I'm struggling to find stuff not to like, to be honest - at least on paper.
I think the implementation of the LEC structures could be quite challenging - there's a lot of specialist expertise required for that to work. Presumably the specialists would be seconded from the REAs/NEA, but if there is strong demand to set these up then I imagine they'd end up needing quite a few of them.
Edit to add - I just had a look back through the comment chain, so adding some observations.
I don't think that renationalising the power grid is going to be particularly revolutionary. Public ownership of the grid is normal across much of Europe. The proposed structure borrows some bits from the Nordic model, and some bits from the German model (where a lot of utilities are provided by municipal stadtwerke) - they're models that generally work reasonably well. I think that the focus on enabling greater renewables integration through lower costs, cheaper borrowing and greater coordination is overall pretty sensible. And it still leaves the task of developing competitive energy sources to the private sector, which IMHO is better at solving that particular problem.
I think where there may be tensions is when sections of the industry try to lobby for preferential treatment - what happens if a large local employer lobbies the local community to vote on REA budget proposals that favour the employer, but not the decarbonisation strategy?
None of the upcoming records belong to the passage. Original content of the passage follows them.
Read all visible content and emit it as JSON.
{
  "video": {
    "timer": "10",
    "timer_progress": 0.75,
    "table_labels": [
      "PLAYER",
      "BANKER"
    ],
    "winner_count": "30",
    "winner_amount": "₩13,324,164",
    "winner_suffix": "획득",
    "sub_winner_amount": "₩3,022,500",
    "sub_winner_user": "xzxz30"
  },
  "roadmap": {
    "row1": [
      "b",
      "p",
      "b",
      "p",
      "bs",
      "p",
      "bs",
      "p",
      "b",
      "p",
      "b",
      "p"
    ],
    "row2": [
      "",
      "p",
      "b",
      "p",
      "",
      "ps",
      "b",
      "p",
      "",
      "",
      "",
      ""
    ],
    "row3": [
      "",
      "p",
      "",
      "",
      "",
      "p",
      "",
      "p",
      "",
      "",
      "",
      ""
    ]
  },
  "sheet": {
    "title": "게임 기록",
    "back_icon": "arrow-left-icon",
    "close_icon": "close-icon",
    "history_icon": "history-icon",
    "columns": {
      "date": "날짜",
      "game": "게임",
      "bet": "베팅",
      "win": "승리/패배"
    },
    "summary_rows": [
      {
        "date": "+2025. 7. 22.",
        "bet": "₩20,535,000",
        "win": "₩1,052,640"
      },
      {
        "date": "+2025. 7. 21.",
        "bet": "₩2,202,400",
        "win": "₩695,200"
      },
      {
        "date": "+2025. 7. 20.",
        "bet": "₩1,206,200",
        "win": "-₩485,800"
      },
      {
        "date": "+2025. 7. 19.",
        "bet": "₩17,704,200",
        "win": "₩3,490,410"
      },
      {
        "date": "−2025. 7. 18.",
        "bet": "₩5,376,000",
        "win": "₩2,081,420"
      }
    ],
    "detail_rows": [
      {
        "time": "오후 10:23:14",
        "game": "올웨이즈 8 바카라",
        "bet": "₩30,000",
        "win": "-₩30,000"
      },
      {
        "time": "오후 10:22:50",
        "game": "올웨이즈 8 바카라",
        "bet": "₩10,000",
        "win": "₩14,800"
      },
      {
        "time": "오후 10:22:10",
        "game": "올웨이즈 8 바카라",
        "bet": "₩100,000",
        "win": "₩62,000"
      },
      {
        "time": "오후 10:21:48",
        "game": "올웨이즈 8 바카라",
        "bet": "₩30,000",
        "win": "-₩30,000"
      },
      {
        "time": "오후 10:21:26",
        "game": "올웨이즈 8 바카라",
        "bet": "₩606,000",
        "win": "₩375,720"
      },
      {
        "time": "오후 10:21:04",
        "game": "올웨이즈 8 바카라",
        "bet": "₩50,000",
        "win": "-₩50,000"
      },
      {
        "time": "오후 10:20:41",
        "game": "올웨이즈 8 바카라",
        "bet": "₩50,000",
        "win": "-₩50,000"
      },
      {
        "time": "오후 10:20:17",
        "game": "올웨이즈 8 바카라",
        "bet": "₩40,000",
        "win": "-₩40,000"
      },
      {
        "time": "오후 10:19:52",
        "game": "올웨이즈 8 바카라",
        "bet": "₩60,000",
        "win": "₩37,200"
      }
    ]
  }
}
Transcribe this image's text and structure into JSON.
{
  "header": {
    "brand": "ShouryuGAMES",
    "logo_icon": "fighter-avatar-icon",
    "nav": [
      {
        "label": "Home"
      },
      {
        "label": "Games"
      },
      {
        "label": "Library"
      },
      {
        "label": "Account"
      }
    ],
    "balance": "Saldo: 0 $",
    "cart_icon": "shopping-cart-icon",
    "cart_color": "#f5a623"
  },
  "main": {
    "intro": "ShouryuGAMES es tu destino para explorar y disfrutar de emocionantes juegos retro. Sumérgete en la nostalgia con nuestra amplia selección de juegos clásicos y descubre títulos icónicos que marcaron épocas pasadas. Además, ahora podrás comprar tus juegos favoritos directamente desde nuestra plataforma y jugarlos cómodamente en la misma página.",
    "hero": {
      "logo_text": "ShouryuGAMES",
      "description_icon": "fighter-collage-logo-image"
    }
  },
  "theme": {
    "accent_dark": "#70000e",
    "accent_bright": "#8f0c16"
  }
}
But, I'm looking for potential flaws. Overall I think this will be perceived by the UK electorate as radical, but in a European context it's not, really.